TRY IT. Find all lines with the word "Choose" in the material, then copy them.

DATASET.
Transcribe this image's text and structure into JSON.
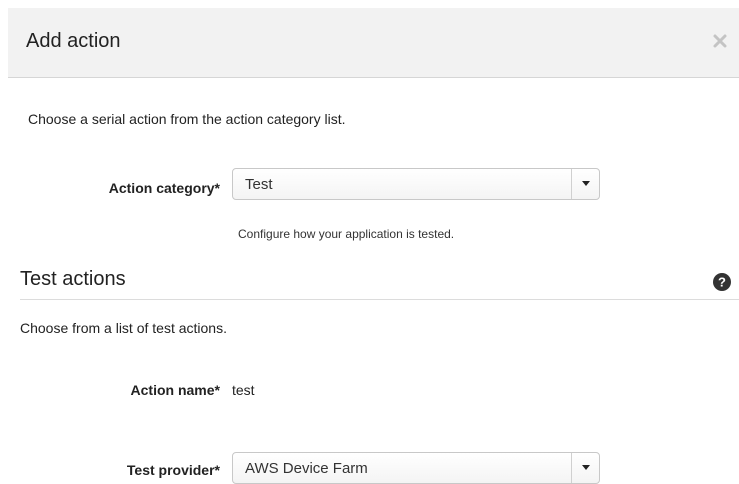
{
  "dialog": {
    "title": "Add action",
    "close_icon": "close-icon"
  },
  "intro_text": "Choose a serial action from the action category list.",
  "action_category": {
    "label": "Action category*",
    "value": "Test",
    "help_text": "Configure how your application is tested."
  },
  "test_actions": {
    "heading": "Test actions",
    "help_icon": "question-circle-icon",
    "description": "Choose from a list of test actions."
  },
  "action_name": {
    "label": "Action name*",
    "value": "test"
  },
  "test_provider": {
    "label": "Test provider*",
    "value": "AWS Device Farm"
  }
}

WRITTEN ANSWER.
  "intro_text": "Choose a serial action from the action category list.",
    "description": "Choose from a list of test actions."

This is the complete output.